Flutter: How to supply an initial value to a TextFormField

If you need to supply an initial value to a Flutter TextFormField (and possibly a TextField), the initialValue parameter may not do what you expect it to do. (More on this in the Discussion.) Instead, I just used this technique to populate the initial value for a TextFormField when using it with a TextEditingController:

How to create and populate Kotlin lists (initialize mutable and immutable lists)

If you ever need to create and populate a Kotlin list, I can confirm that these approaches work for an immutable and mutable lists:

// fill an immutable list
val doubles = List(5) { i -> i * 2 }

// fill a mutable list of ten elements with zeros
val ints = MutableList(10) { 0 }

The Kotlin REPL shows how these approaches work:

Scala List class: methods, examples, and syntax

This page contains a large collection of examples of how to use the methods on the Scala List class.

The Scala List class as an immutable, linear, linked-list class. It’s very efficient when it makes sense for your algorithms to (a) prepend all new elements, (b) work with it in terms of its head and tail elements, and (c) use functional methods that traverse the list from beginning to end, such as filter, map, foldLeft, reduceLeft.

Scala Seq class: methods, examples, and syntax

This page contains a large collection of examples of how to use the methods on the Scala Seq class.

Important note about Seq, IndexedSeq, and LinearSeq

As an important note, I use Seq in the following examples to keep things simple, but in your code you should be more precise and use IndexedSeq or LinearSeq where appropriate.
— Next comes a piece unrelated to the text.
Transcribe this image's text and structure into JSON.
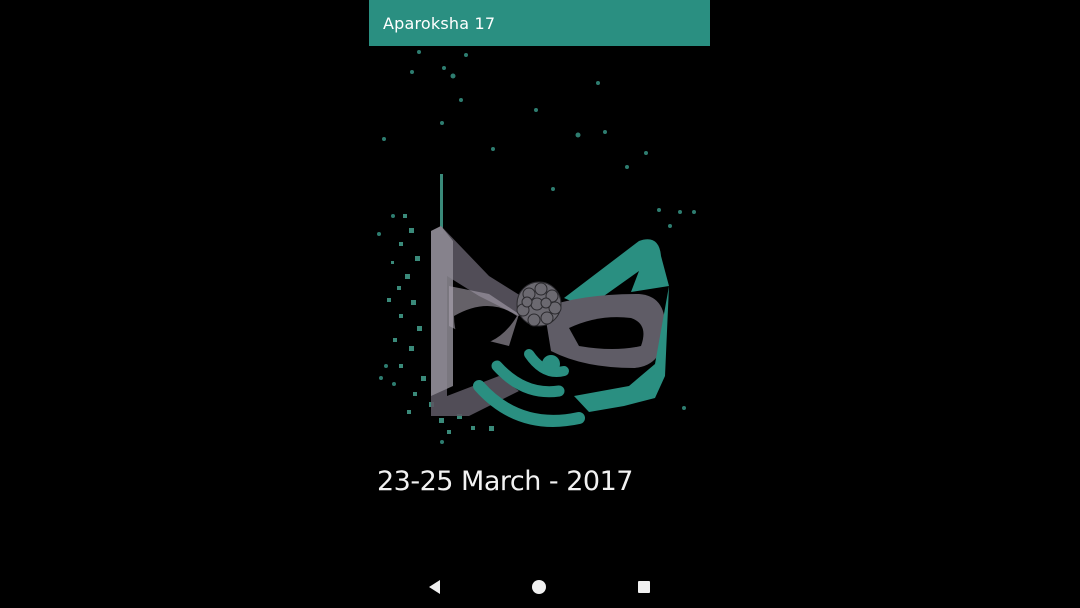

As the Seq class Scaladoc states:

How to populate a Scala List with sample data (examples)

As a quick note, I was just reminded that you can populate a Scala List using a Range, like this:

scala> (1 to 5).toList
res0: List[Int] = List(1, 2, 3, 4, 5)

scala> (1 to 10 by 2).toList
res1: List[Int] = List(1, 3, 5, 7, 9)

scala> (5 to 11).toList
res2: List[Int] = List(5, 6, 7, 8, 9, 10, 11)

scala> ('d' to 'h').toList
res3: List[Char] = List(d, e, f, g, h)

Those are just a few examples. For many more ways to populate Scala lists with sample data, see How to populate Scala collections with a Range, How to generate random numbers, characters, and sequences in Scala, and Different ways to create and populate Lists in Scala.

Scala: How to fill/populate a list (same element or different elements)

As a quick note, if you ever need to fill/populate a Scala list with the same element X number of times, one solution is to use the fill method that’s available to Scala sequences, like this:

scala> val x = List.fill(3)("foo")
x: List[String] = List(foo, foo, foo)

If you want to populate a list with different element values, another approach is to use the tabulate method: